With multiple agencies/entities, groups and task forces all working to find solutions for operational concerns surrounding the coronavirus pandemic, the need for a space to share information is apparent. This forum serves as a platform to ask questions, as well as to share ideas, information, and solutions.
No upcoming events.
The Subcommittee on National Parks, Forests, and Public Lands (NPFPL) will hold a virtual forum entitled, “Examining Coronavirus Impacts on Wildland Fire Operations and Vulnerable Communities.”
Ms. Laura McCarthy
In this webinar co-hosted by the FLN and Coalition of Prescribed Fire Councils, Meg Matonis will share highlights from the recent report “Insights and Suggestions for Certified Prescribed Burn Manager Programs.” A panel will give overviews of programs...
Postponed due to COVID-19 concerns
We are proud to host a joint conference between the Canadian Land Reclamation Association (CLRA), the Society for Ecological Restoration (SER) and the Society of Wetland Scientists (SWS).
Host: National Oceanic and Atmospheric Administration,
Presenters: Rebecca Ward, North Carolina Assistant State Climatologist, Katherine Hegewisch, Research Scientist at the University of Idaho, Jeff Marti, Drought Coordinator, Washington...
Spring Updates from the Fire Modeling and Analysis Committee
Lisa Saperstein, USFWS - Landfire and the Interagency Fuel Treatment Decision Support System Updates for Alaska.
A new set of Landfire maps are planned for release...
NC State Extension Forestry - Woodland Owner Lunch and Learn
Prescribed fire is used as a forest management tool for wildfire risk reduction, wildlife management, and many other purposes. The presenters will address considerations related to...
The IFTDSS (Interagency Fuel Treatment Decision Support System) Exposure Analysis was released in March 2020. Learn about how this feature is being used by folks in the field. Two presenters, Jennifer Anderson from the National Forests in Florida who...
Learn about the science and data used to calculate and map wildfire risk nationwide in the new Wildfire Risk to Communities website. Hear from the project’s technical lead about the use of LANDFIRE and other input datasets, the methods for modeling and...
The U. S. Environmental Protection Agency’s Air and Energy National Research Program is working to assess the impact and improve our understanding of air pollution morbidity and mortality in vulnerable populations, including individuals with...

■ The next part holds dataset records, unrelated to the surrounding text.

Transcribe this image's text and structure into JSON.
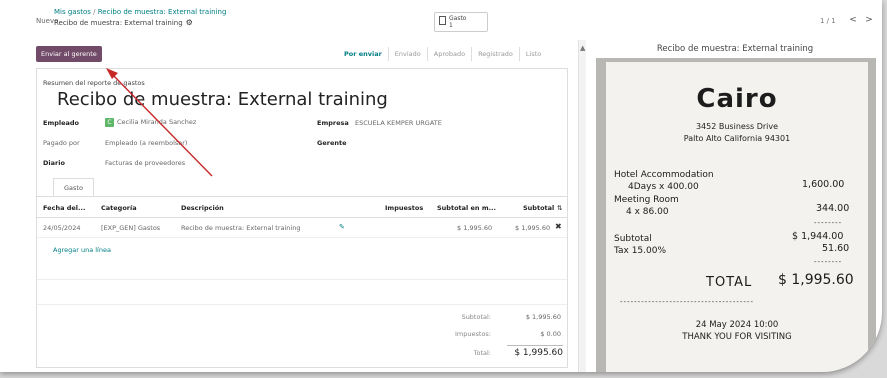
{
  "breadcrumb": {
    "new_label": "Nuevo",
    "parent": "Mis gastos",
    "separator": "/",
    "current": "Recibo de muestra: External training",
    "record": "Recibo de muestra: External training"
  },
  "smart_button": {
    "label": "Gasto",
    "count": "1"
  },
  "pager": {
    "text": "1 / 1",
    "prev": "<",
    "next": ">"
  },
  "actions": {
    "send_label": "Enviar al gerente"
  },
  "stages": [
    "Por enviar",
    "Enviado",
    "Aprobado",
    "Registrado",
    "Listo"
  ],
  "form": {
    "subtitle": "Resumen del reporte de gastos",
    "title": "Recibo de muestra: External training",
    "employee_label": "Empleado",
    "employee_initial": "C",
    "employee_value": "Cecilia Miranda Sanchez",
    "paid_by_label": "Pagado por",
    "paid_by_value": "Empleado (a reembolsar)",
    "journal_label": "Diario",
    "journal_value": "Facturas de proveedores",
    "company_label": "Empresa",
    "company_value": "ESCUELA KEMPER URGATE",
    "manager_label": "Gerente",
    "tab_label": "Gasto"
  },
  "table": {
    "headers": {
      "date": "Fecha del...",
      "category": "Categoría",
      "description": "Descripción",
      "taxes": "Impuestos",
      "subtotal_currency": "Subtotal en m...",
      "subtotal": "Subtotal"
    },
    "row": {
      "date": "24/05/2024",
      "category": "[EXP_GEN] Gastos",
      "description": "Recibo de muestra: External training",
      "subtotal_currency": "$ 1,995.60",
      "subtotal": "$ 1,995.60"
    },
    "add_line": "Agregar una línea"
  },
  "totals": {
    "subtotal_label": "Subtotal:",
    "subtotal_value": "$ 1,995.60",
    "taxes_label": "Impuestos:",
    "taxes_value": "$ 0.00",
    "total_label": "Total:",
    "total_value": "$ 1,995.60"
  },
  "preview": {
    "title": "Recibo de muestra: External training",
    "receipt": {
      "logo": "Cairo",
      "address1": "3452 Business Drive",
      "address2": "Palto Alto California 94301",
      "line1_name": "Hotel Accommodation",
      "line1_detail": "4Days x 400.00",
      "line1_amount": "1,600.00",
      "line2_name": "Meeting Room",
      "line2_detail": "4 x 86.00",
      "line2_amount": "344.00",
      "subtotal_label": "Subtotal",
      "subtotal_amount": "$ 1,944.00",
      "tax_label": "Tax 15.00%",
      "tax_amount": "51.60",
      "total_label": "TOTAL",
      "total_amount": "$ 1,995.60",
      "date": "24 May 2024   10:00",
      "thanks": "THANK YOU FOR VISITING"
    }
  },
  "colors": {
    "primary": "#714b67",
    "accent": "#017e84",
    "annotation": "#c62828"
  }
}
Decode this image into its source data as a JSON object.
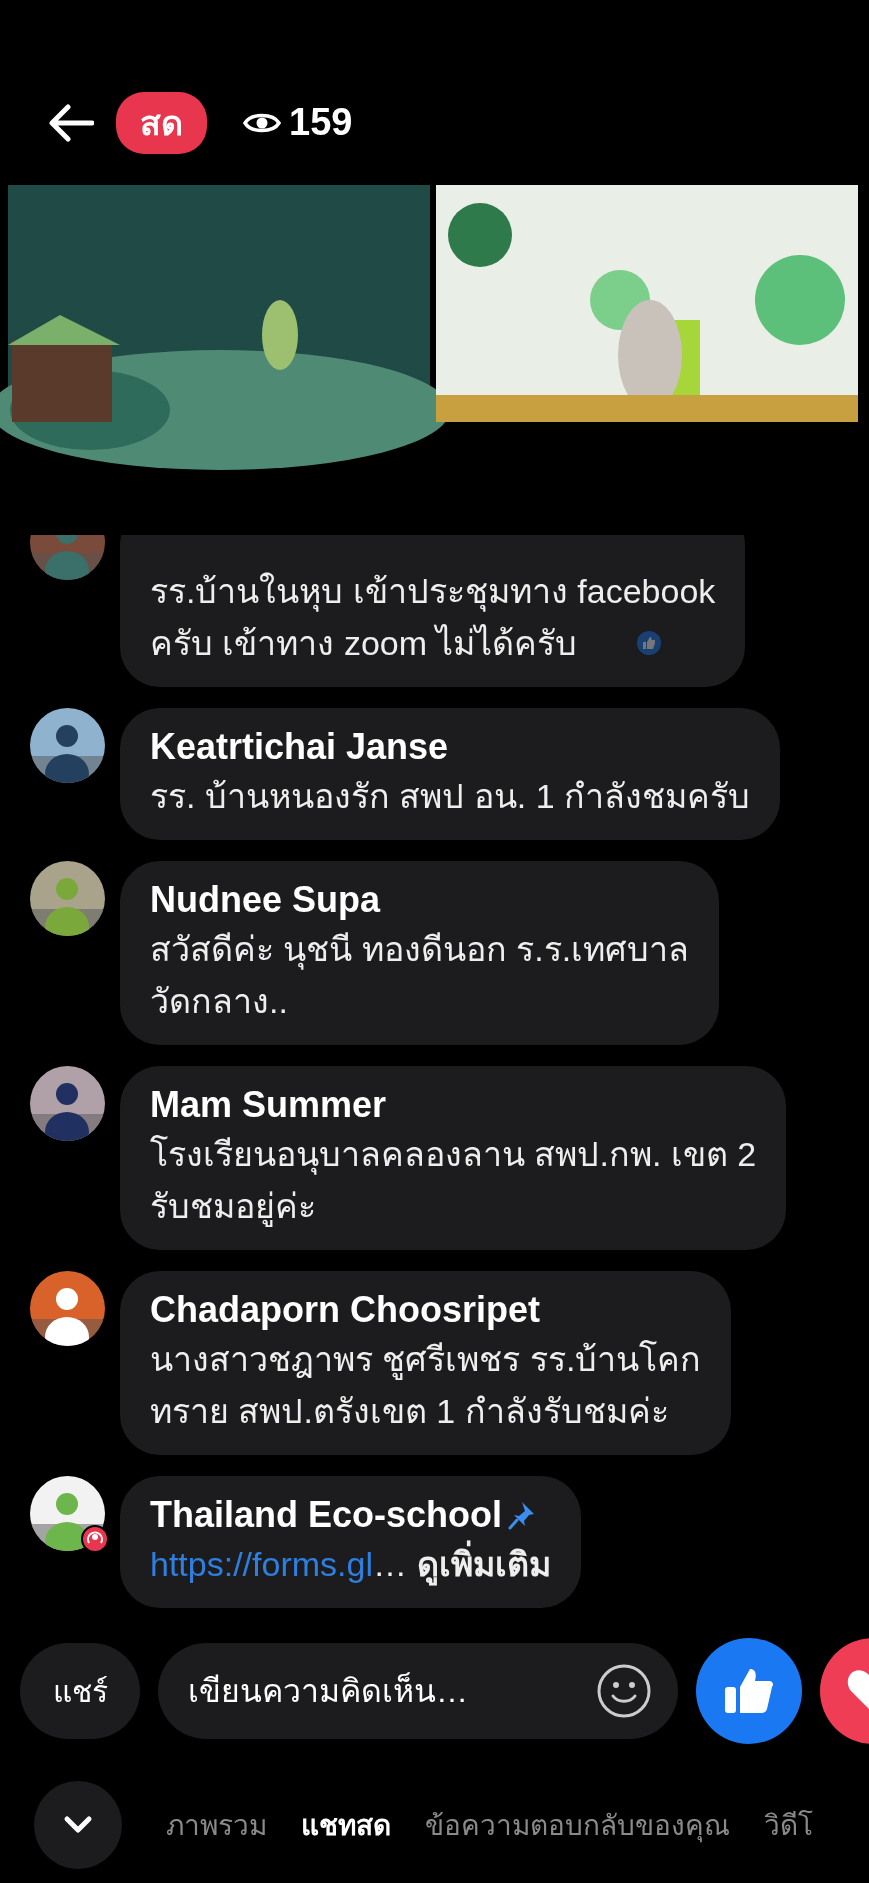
{
  "header": {
    "live_label": "สด",
    "viewers": "159"
  },
  "comments": [
    {
      "lines": [
        "รร.บ้านในหุบ เข้าประชุมทาง facebook",
        "ครับ เข้าทาง zoom ไม่ได้ครับ"
      ],
      "liked": true
    },
    {
      "name": "Keatrtichai Janse",
      "lines": [
        "รร. บ้านหนองรัก สพป อน. 1 กำลังชมครับ"
      ]
    },
    {
      "name": "Nudnee Supa",
      "lines": [
        "สวัสดีค่ะ นุชนี  ทองดีนอก  ร.ร.เทศบาล",
        "วัดกลาง.."
      ]
    },
    {
      "name": "Mam Summer",
      "lines": [
        "โรงเรียนอนุบาลคลองลาน สพป.กพ. เขต 2",
        "รับชมอยู่ค่ะ"
      ]
    },
    {
      "name": "Chadaporn Choosripet",
      "lines": [
        "นางสาวชฎาพร ชูศรีเพชร รร.บ้านโคก",
        "ทราย สพป.ตรังเขต 1 กำลังรับชมค่ะ"
      ]
    },
    {
      "name": "Thailand Eco-school",
      "pinned": true,
      "host": true,
      "link": "https://forms.gl",
      "ellipsis": "…",
      "see_more": "ดูเพิ่มเติม"
    }
  ],
  "composer": {
    "share": "แชร์",
    "placeholder": "เขียนความคิดเห็น…"
  },
  "tabs": [
    {
      "label": "ภาพรวม",
      "selected": false
    },
    {
      "label": "แชทสด",
      "selected": true
    },
    {
      "label": "ข้อความตอบกลับของคุณ",
      "selected": false
    },
    {
      "label": "วิดีโ",
      "selected": false
    }
  ]
}
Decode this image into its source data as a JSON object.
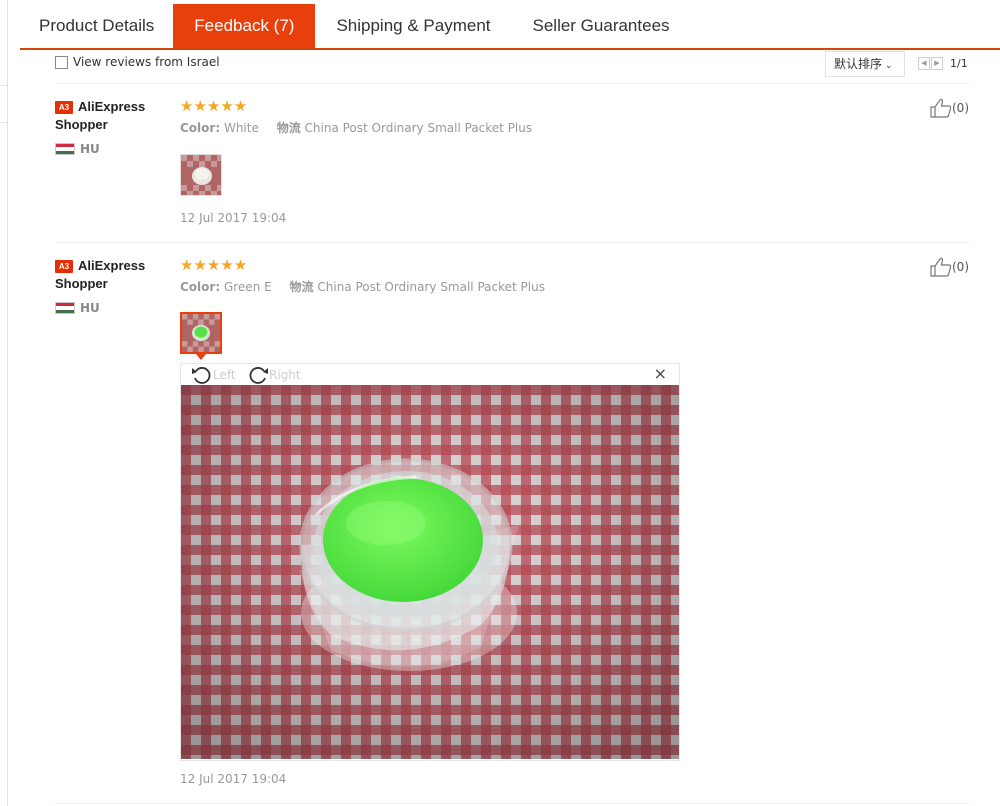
{
  "tabs": [
    {
      "label": "Product Details"
    },
    {
      "label": "Feedback (7)"
    },
    {
      "label": "Shipping & Payment"
    },
    {
      "label": "Seller Guarantees"
    }
  ],
  "filter": {
    "checkbox_label": "View reviews from Israel",
    "sort_label": "默认排序",
    "page": "1/1"
  },
  "reviews": [
    {
      "badge": "A3",
      "user": "AliExpress Shopper",
      "country": "HU",
      "rating": 5,
      "stars": "★★★★★",
      "color_label": "Color:",
      "color_value": "White",
      "ship_label": "物流",
      "ship_value": "China Post Ordinary Small Packet Plus",
      "date": "12 Jul 2017 19:04",
      "likes": "(0)"
    },
    {
      "badge": "A3",
      "user": "AliExpress Shopper",
      "country": "HU",
      "rating": 5,
      "stars": "★★★★★",
      "color_label": "Color:",
      "color_value": "Green E",
      "ship_label": "物流",
      "ship_value": "China Post Ordinary Small Packet Plus",
      "date": "12 Jul 2017 19:04",
      "likes": "(0)"
    }
  ],
  "viewer": {
    "rotate_left": "Left",
    "rotate_right": "Right",
    "close": "×"
  },
  "colors": {
    "accent": "#e8400c",
    "star": "#f5a623",
    "badge": "#e62e04"
  }
}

Sponsored by Los Alamos National Lab, US Forest Service Southern Research Station, Tall Timbers Research Station, the Southern Fire Exchange, and the University of Florida.
Presented by Rodd Linn, Ph.D., Los Alamos National Lab, Scott Goodrick,...